Carrying just a small bag, Mya Aye was escorted from his home in the dead of the night by Myanmar soldiers just as an internet blackout shrouded the country and a dawn coup ousted its civilian leader Aung San Suu Kyi.
The military takeover stunned the world and brought a decade-long democratic experiment to a shuddering halt, but for the lifelong democracy activist and other veteran critics of the country’s generals, this week’s events were all too familiar.
“He prepared a little backpack by the door with clothes and toothpaste,” said Wai Hnin Pwint Thon, the daughter of Mya Aye, of her father’s contingency plan in the event that whispered rumours of an imminent putsch proved true.
“He was arrested twice before so it’s something he is used to.”
Mya Aye is one of the leaders of the 88 Generation, a veteran pro-democracy group that came of age during an uprising against junta rule in 1988.
That protest culminated in a brutal crackdown that saw thousands gunned down by soldiers and the rise of Suu Kyi as the national avatar of resistance to military rule.
Now 54, Mya Aye has been in and out of prison for his activism ever since.
He is among more than a dozen activists and pro-democracy figures who have been detained by the new regime this week, according to the Assistance Association for Political Prisoners (AAPP).
The Yangon-based monitoring group says more than 130 officials and lawmakers have also been nabbed, with other arrest reports yet to be confirmed.
It is unclear whether more detentions will follow, but news of the arrests has already cast a pall of fear over the country.
“Activists and independent journalists have fled their homes and are now in hiding after receiving tip-offs that… they could be arrested at any time,” said Phil Robertson of Human Rights Watch.
Before the generals loosened their grip on the country in 2011, Myanmar had been ruled by the military for 49 consecutive years.

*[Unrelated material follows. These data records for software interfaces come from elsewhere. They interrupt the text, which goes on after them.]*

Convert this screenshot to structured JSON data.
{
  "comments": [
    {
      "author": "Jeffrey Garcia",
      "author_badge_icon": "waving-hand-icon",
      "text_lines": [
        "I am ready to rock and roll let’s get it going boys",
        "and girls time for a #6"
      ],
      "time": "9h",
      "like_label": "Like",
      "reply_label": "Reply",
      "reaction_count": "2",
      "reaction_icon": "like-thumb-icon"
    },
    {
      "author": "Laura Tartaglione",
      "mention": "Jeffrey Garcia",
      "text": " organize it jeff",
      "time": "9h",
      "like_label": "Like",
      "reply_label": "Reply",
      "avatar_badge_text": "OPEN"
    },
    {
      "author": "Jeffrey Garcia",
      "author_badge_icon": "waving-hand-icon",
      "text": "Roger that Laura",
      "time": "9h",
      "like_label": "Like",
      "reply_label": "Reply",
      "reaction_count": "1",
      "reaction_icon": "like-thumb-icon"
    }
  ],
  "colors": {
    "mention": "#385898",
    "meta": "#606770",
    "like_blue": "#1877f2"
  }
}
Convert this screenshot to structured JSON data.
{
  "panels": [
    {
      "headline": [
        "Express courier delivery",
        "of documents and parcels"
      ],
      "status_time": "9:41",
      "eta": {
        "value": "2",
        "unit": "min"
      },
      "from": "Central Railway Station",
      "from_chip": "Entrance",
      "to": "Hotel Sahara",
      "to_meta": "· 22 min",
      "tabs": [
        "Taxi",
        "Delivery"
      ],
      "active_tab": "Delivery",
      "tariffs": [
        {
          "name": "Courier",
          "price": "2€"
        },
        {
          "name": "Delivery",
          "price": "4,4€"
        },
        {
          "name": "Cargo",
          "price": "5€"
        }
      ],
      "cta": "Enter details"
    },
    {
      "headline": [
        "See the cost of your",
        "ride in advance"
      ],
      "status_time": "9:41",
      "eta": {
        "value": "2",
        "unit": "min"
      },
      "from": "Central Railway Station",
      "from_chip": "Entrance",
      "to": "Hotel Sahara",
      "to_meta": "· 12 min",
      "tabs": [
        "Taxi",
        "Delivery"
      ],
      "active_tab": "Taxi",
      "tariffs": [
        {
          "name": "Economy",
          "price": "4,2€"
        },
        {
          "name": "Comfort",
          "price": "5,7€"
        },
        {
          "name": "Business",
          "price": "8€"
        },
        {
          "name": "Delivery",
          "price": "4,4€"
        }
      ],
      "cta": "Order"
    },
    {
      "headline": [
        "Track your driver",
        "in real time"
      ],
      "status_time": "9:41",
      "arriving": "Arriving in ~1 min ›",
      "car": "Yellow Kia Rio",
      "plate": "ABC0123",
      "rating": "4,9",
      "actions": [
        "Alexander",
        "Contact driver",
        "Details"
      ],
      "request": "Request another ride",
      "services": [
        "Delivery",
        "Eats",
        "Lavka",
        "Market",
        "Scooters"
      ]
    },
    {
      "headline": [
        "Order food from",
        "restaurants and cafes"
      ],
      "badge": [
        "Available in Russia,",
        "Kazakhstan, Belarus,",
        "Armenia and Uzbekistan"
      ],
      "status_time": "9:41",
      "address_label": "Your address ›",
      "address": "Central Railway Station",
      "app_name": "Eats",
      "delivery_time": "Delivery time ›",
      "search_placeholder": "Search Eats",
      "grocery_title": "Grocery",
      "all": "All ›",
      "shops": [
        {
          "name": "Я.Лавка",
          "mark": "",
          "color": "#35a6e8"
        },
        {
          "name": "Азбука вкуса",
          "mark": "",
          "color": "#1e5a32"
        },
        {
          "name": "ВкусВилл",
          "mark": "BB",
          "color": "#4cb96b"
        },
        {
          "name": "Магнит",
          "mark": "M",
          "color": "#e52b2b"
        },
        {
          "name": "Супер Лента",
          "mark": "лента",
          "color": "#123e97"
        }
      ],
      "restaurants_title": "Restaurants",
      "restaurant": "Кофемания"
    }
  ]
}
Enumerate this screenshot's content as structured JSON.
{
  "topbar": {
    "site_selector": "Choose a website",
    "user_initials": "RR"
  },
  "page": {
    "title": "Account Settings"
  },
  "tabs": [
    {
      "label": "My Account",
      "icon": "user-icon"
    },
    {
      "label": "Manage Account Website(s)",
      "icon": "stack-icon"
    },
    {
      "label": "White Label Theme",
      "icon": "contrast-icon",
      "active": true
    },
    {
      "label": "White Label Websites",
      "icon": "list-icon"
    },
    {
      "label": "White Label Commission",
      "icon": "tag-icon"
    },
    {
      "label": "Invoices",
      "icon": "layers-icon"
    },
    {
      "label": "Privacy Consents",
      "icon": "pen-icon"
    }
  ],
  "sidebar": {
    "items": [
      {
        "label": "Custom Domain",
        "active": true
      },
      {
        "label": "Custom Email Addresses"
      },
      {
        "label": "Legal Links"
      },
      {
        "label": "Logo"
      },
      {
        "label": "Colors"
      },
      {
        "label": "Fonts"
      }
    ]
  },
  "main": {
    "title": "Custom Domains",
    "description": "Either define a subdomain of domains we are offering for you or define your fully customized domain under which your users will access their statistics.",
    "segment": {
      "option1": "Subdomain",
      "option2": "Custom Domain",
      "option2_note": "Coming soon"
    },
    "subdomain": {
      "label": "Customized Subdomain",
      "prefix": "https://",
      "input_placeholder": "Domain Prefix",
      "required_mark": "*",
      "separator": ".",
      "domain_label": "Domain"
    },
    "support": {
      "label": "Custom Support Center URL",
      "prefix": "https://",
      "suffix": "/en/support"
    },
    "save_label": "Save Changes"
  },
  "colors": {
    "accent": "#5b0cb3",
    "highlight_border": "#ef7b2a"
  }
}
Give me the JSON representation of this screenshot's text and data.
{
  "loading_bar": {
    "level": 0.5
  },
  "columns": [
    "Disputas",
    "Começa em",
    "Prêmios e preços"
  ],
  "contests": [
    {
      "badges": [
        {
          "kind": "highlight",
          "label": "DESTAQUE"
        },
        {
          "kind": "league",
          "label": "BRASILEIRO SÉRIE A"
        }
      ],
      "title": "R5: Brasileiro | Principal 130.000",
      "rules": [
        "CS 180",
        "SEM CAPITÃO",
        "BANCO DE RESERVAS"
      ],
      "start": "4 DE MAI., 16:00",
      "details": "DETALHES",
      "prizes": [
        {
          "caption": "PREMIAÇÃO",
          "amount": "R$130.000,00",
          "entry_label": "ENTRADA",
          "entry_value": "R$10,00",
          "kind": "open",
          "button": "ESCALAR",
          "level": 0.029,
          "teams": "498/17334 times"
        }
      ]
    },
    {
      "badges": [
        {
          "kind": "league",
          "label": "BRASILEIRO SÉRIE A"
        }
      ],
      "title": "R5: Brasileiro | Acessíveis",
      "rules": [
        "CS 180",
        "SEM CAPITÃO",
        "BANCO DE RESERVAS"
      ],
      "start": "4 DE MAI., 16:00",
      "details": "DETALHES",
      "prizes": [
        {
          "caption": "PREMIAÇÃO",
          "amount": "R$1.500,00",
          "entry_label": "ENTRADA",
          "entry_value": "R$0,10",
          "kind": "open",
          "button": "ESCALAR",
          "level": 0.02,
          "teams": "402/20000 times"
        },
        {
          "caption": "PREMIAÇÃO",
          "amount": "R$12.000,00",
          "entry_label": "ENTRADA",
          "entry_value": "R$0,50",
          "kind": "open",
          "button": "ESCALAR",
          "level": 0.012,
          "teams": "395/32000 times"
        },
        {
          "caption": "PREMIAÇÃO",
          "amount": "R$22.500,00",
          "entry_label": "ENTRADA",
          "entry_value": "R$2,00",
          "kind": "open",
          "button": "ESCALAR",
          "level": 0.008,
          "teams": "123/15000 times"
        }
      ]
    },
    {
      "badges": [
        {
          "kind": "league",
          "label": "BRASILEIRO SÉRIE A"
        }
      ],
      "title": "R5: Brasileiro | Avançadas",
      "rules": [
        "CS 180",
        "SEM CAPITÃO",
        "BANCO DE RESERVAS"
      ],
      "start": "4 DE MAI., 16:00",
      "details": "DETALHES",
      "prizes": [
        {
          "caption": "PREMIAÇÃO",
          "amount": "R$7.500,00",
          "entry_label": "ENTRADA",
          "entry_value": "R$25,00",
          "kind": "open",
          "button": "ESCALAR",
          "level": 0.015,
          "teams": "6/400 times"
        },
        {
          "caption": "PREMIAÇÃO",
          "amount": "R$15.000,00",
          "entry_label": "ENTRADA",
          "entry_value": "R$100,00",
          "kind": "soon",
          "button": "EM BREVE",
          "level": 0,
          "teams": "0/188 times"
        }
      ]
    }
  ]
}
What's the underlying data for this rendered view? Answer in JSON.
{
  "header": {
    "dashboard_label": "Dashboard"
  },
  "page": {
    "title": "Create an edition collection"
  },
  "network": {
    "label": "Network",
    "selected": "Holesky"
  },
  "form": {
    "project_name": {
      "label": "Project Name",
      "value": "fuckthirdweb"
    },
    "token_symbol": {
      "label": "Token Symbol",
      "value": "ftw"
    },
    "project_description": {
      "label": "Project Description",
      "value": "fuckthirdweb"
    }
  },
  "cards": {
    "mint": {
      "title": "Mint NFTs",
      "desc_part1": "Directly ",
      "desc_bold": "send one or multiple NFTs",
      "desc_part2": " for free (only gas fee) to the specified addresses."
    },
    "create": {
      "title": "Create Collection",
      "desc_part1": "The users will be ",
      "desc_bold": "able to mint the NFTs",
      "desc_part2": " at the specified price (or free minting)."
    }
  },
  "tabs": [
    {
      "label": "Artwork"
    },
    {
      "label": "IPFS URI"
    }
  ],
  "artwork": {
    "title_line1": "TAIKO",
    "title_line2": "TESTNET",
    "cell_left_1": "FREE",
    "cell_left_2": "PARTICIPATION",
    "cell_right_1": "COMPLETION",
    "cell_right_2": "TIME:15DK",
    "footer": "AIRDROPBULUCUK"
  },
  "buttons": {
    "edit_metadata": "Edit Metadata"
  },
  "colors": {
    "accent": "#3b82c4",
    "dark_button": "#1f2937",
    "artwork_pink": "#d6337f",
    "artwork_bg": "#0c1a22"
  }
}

Its tentative move to democracy and opening to the outside world meant a sudden flood of cheap SIM cards, giving an information-hungry people access to mobile internet at the same time as decades-old censorship laws were relaxed.
But by Saturday, Myanmar had been plunged into its second internet shutdown of the week, almost completely halting the frenetic flow of news out of the country.
Relatives of prominent dissidents are also scared to fall afoul of the new military administration, making it difficult to confirm other rumoured arrests.
For the nephew of Min Htin Ko Ko Gyi, a filmmaker previously jailed for criticising Myanmar’s military-drafted constitution, it is clear his uncle was nabbed the night of the coup because of his high standing with the public.
“I think they arrested all dissidents who could share the right information to the public,” said Khaung Satt Naing, adding that authorities refuse to share his uncle’s whereabouts.
Po Po, the wife of a former prominent student union leader who was detained on Monday, said she had not heard from her husband and was worried about his health.
But she told she fully supported Min Thway Thit’s championing of the democratic cause.
“A military coup means we’re going backwards… I want to call for the immediate release of (all) who are currently arrested,” she said.
‘Not the life we want’
Her calls have been echoed by the international community, including US President Joe Biden who have demanded the generals “relinquish power”.
Wai Hnin Pwint Thon — herself an activist with the Burma Campaign UK lobby group — says Western countries need to impose new targeted sanctions to military-linked institutions and businesses.
She says she does not want other Myanmar people to live through the imprisonment of their loved ones.
“The first time I saw my dad was when I was four years old through iron bars at Insein prison,” said the 32-year-old, who still has no idea about her father’s current whereabouts.
“The next generation (could) live through this again,” she added. “Children will go see their parents behind bars — this is not the life we want.”